Back in the mid-1960's and early 1970's, mainframes had sufficient excess CPU capacity that warranted the creation of virtual machines (e.g. IBM's VM - which was the origin of the term hypervisor). Contemporary multi-core CPUs and cheap memory make even today's hungriest applications seem tame. So once again, we have spare or excess hardware capacity - even on lowly notebooks and laptops. It seems that there is as much a need for virtualization today as 40 years ago!

Also, today's database administrators and application developers need to work within ever complex and changing environments. Yet again, virtualization is the easiest way to conquer these challenges. Look for virtualization to become prolific and mainstream technology.

Oracle's Own VM

At Oracle Open World 2007, Oracle shocked quite a few people by announcing their own new virtual machine offering: Oracle VM. Oracle claims that it is up to three times faster than other server virtualization product. Now with their Enterprise Linux, Oracle VM, Oracle database, Automatic Storage Management (ASM), the Oracle Cluster File System (OCFS), Oracle has truly become a robust and comprehensive vendor for database infrastructure. Moreover, with their recent applications space acquisitions, Oracle has become a genuine ?one-stop-shop? for running large, scalable enterprise systems.

This book was already half written when Oracle VM debuted and besides, I really do like VMware. Referring again back to Figure 1, Oracle VM is nothing more than repackaging of the open-source based Xen offering (recently acquired by Citrix). It is just another hyper-visor or para-virtualization solution whose core is based upon a streamlined version of Linux (which is the exact topic of Chapter 3). The Oracle VM User Guide displays its architecture with Figure 4 shown on the next page.

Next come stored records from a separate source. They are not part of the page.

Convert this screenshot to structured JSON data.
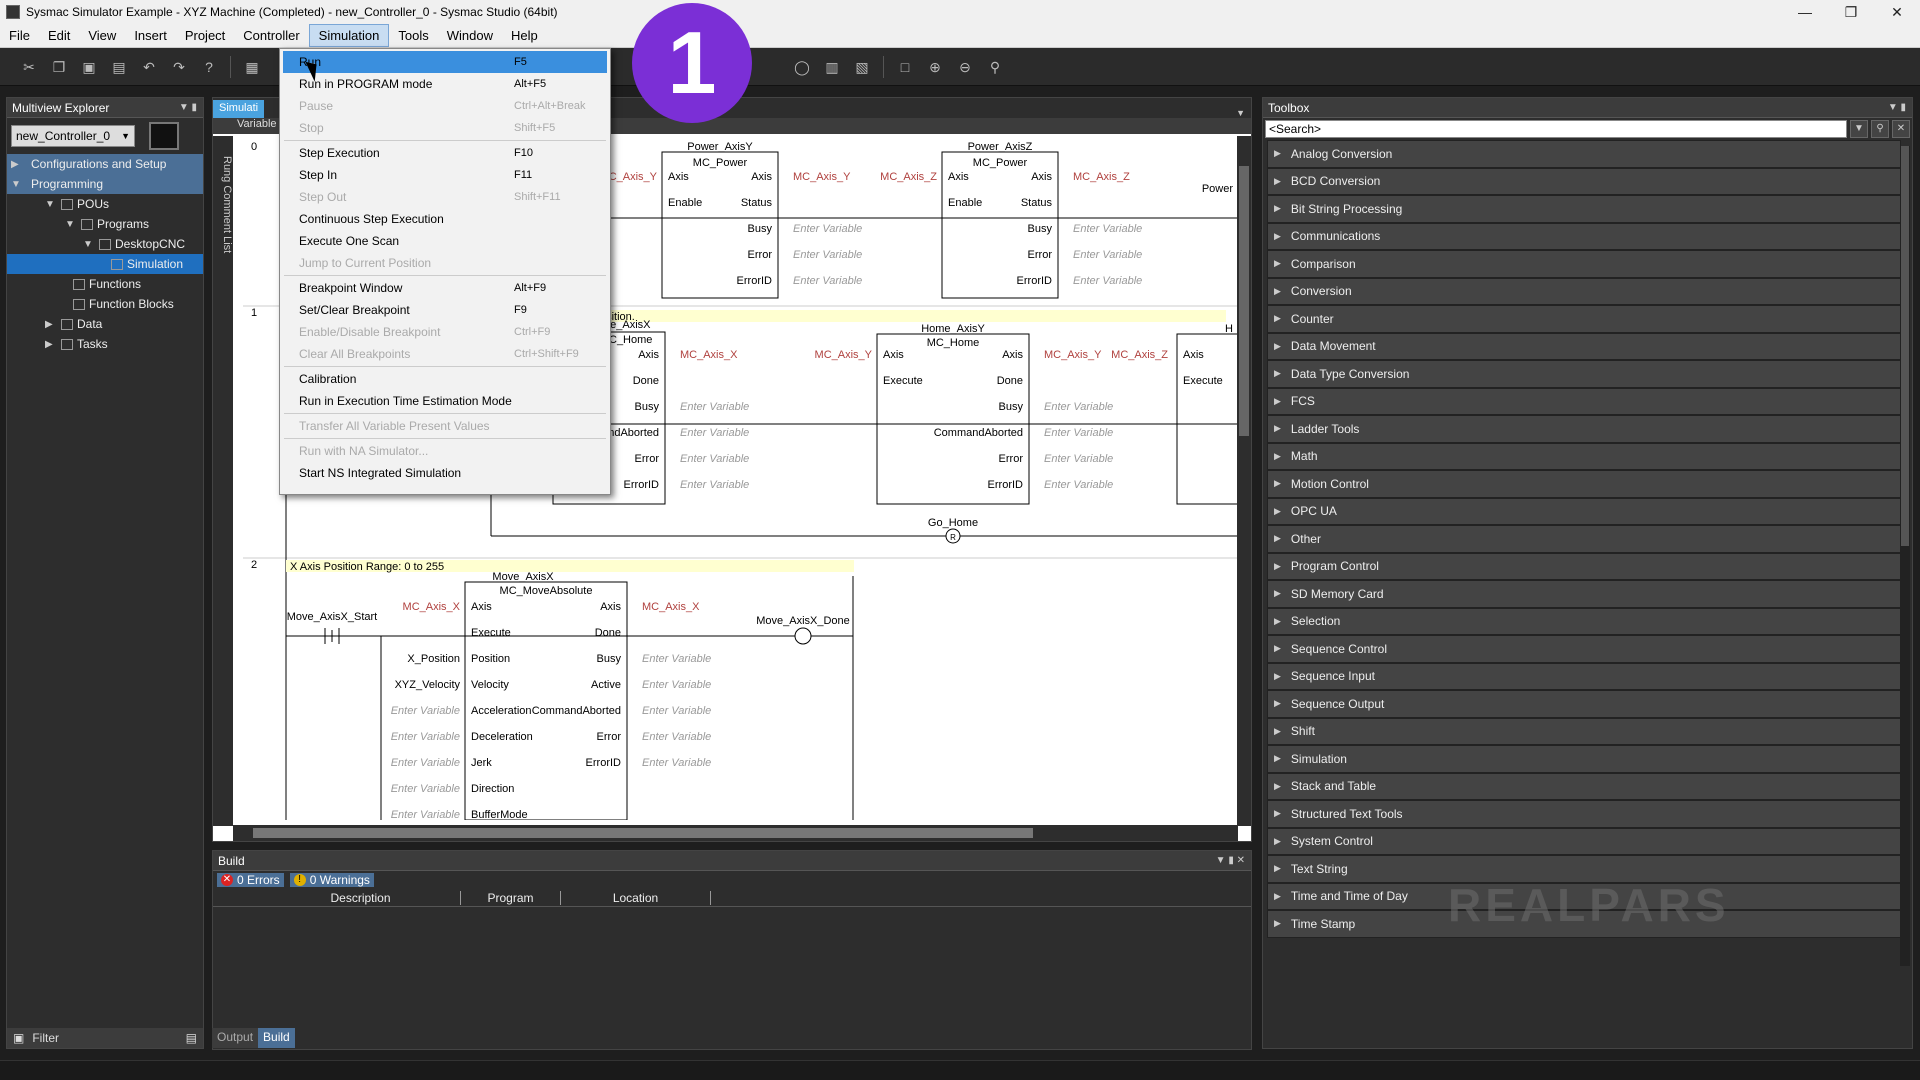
{
  "window": {
    "title": "Sysmac Simulator Example - XYZ Machine (Completed) - new_Controller_0 - Sysmac Studio (64bit)"
  },
  "menu": [
    "File",
    "Edit",
    "View",
    "Insert",
    "Project",
    "Controller",
    "Simulation",
    "Tools",
    "Window",
    "Help"
  ],
  "explorer": {
    "title": "Multiview Explorer",
    "controller": "new_Controller_0",
    "tree": [
      {
        "label": "Configurations and Setup"
      },
      {
        "label": "Programming"
      },
      {
        "label": "POUs"
      },
      {
        "label": "Programs"
      },
      {
        "label": "DesktopCNC"
      },
      {
        "label": "Simulation"
      },
      {
        "label": "Functions"
      },
      {
        "label": "Function Blocks"
      },
      {
        "label": "Data"
      },
      {
        "label": "Tasks"
      }
    ],
    "filter": "Filter"
  },
  "editor": {
    "tab": "Simulati",
    "subtab": "Variable",
    "rung_comment_list": "Rung Comment List",
    "rungs": {
      "r0": "0",
      "r1": "1",
      "r2": "2",
      "power_y": {
        "instance": "Power_AxisY",
        "type": "MC_Power",
        "axis_in": "MC_Axis_Y",
        "axis_out": "MC_Axis_Y"
      },
      "power_z": {
        "instance": "Power_AxisZ",
        "type": "MC_Power",
        "axis_in": "MC_Axis_Z",
        "axis_out": "MC_Axis_Z"
      },
      "power_cut": "Power",
      "home_x": {
        "instance": "me_AxisX",
        "type": "C_Home",
        "axis_out": "MC_Axis_X"
      },
      "home_y": {
        "instance": "Home_AxisY",
        "type": "MC_Home",
        "axis_in": "MC_Axis_Y",
        "axis_out": "MC_Axis_Y"
      },
      "home_z_in": "MC_Axis_Z",
      "home_z_cut": "H",
      "go_home": "Go_Home",
      "comment_r1": "osition.",
      "comment_r2": "X Axis Position Range: 0 to 255",
      "move": {
        "instance": "Move_AxisX",
        "type": "MC_MoveAbsolute",
        "axis_in": "MC_Axis_X",
        "axis_out": "MC_Axis_X"
      },
      "start_contact": "Move_AxisX_Start",
      "done_coil": "Move_AxisX_Done",
      "x_position": "X_Position",
      "xyz_velocity": "XYZ_Velocity",
      "enter_var": "Enter Variable",
      "pins": {
        "axis": "Axis",
        "enable": "Enable",
        "status": "Status",
        "busy": "Busy",
        "error": "Error",
        "errorid": "ErrorID",
        "execute": "Execute",
        "done": "Done",
        "cmd_aborted": "CommandAborted",
        "cmd_aborted_cut": "CommandAborted",
        "position": "Position",
        "velocity": "Velocity",
        "acceleration": "Acceleration",
        "deceleration": "Deceleration",
        "jerk": "Jerk",
        "direction": "Direction",
        "buffermode": "BufferMode",
        "active": "Active"
      },
      "reset_coil_symbol": "R"
    }
  },
  "simulation_menu": {
    "items": [
      {
        "label": "Run",
        "shortcut": "F5"
      },
      {
        "label": "Run in PROGRAM mode",
        "shortcut": "Alt+F5"
      },
      {
        "label": "Pause",
        "shortcut": "Ctrl+Alt+Break"
      },
      {
        "label": "Stop",
        "shortcut": "Shift+F5"
      },
      {
        "label": "Step Execution",
        "shortcut": "F10"
      },
      {
        "label": "Step In",
        "shortcut": "F11"
      },
      {
        "label": "Step Out",
        "shortcut": "Shift+F11"
      },
      {
        "label": "Continuous Step Execution",
        "shortcut": ""
      },
      {
        "label": "Execute One Scan",
        "shortcut": ""
      },
      {
        "label": "Jump to Current Position",
        "shortcut": ""
      },
      {
        "label": "Breakpoint Window",
        "shortcut": "Alt+F9"
      },
      {
        "label": "Set/Clear Breakpoint",
        "shortcut": "F9"
      },
      {
        "label": "Enable/Disable Breakpoint",
        "shortcut": "Ctrl+F9"
      },
      {
        "label": "Clear All Breakpoints",
        "shortcut": "Ctrl+Shift+F9"
      },
      {
        "label": "Calibration",
        "shortcut": ""
      },
      {
        "label": "Run in Execution Time Estimation Mode",
        "shortcut": ""
      },
      {
        "label": "Transfer All Variable Present Values",
        "shortcut": ""
      },
      {
        "label": "Run with NA Simulator...",
        "shortcut": ""
      },
      {
        "label": "Start NS Integrated Simulation",
        "shortcut": ""
      }
    ]
  },
  "build": {
    "title": "Build",
    "errors": "0 Errors",
    "warnings": "0 Warnings",
    "columns": [
      "Description",
      "Program",
      "Location"
    ],
    "tabs": [
      "Output",
      "Build"
    ]
  },
  "toolbox": {
    "title": "Toolbox",
    "search_placeholder": "<Search>",
    "categories": [
      "Analog Conversion",
      "BCD Conversion",
      "Bit String Processing",
      "Communications",
      "Comparison",
      "Conversion",
      "Counter",
      "Data Movement",
      "Data Type Conversion",
      "FCS",
      "Ladder Tools",
      "Math",
      "Motion Control",
      "OPC UA",
      "Other",
      "Program Control",
      "SD Memory Card",
      "Selection",
      "Sequence Control",
      "Sequence Input",
      "Sequence Output",
      "Shift",
      "Simulation",
      "Stack and Table",
      "Structured Text Tools",
      "System Control",
      "Text String",
      "Time and Time of Day",
      "Time Stamp"
    ]
  },
  "overlay": {
    "step_number": "1",
    "watermark": "REALPARS"
  },
  "colors": {
    "accent_purple": "#7b2fd6",
    "highlight_blue": "#3a8fde",
    "variable_red": "#b0413e"
  }
}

This is an excerpt from
Oracle on VMWare: Expert tips for database virtualization by Rampant TechPress.


Oracle Training at Sea
oracle dba poster

Follow us on Twitter 
Oracle performance tuning software 
Oracle Linux poster


Burleson is the American Team

Note: This Oracle documentation was created as a support and Oracle training reference for use by our DBA performance tuning consulting professionals.  Feel free to ask questions on our Oracle forum.

Verify experience! Anyone considering using the services of an Oracle support expert should independently investigate their credentials and experience, and not rely on advertisements and self-proclaimed expertise. All legitimate Oracle experts publish their Oracle qualifications.

Errata?  Oracle technology is changing and we strive to update our BC Oracle support information.  If you find an error or have a suggestion for improving our content, we would appreciate your feedback.  Just  e-mail:  

and include the URL for the page.


Burleson Consulting

The Oracle of Database Support

Oracle Performance Tuning

Remote DBA Services


Copyright © 1996 -  2020

All rights reserved by Burleson

Oracle ® is the registered trademark of Oracle Corporation.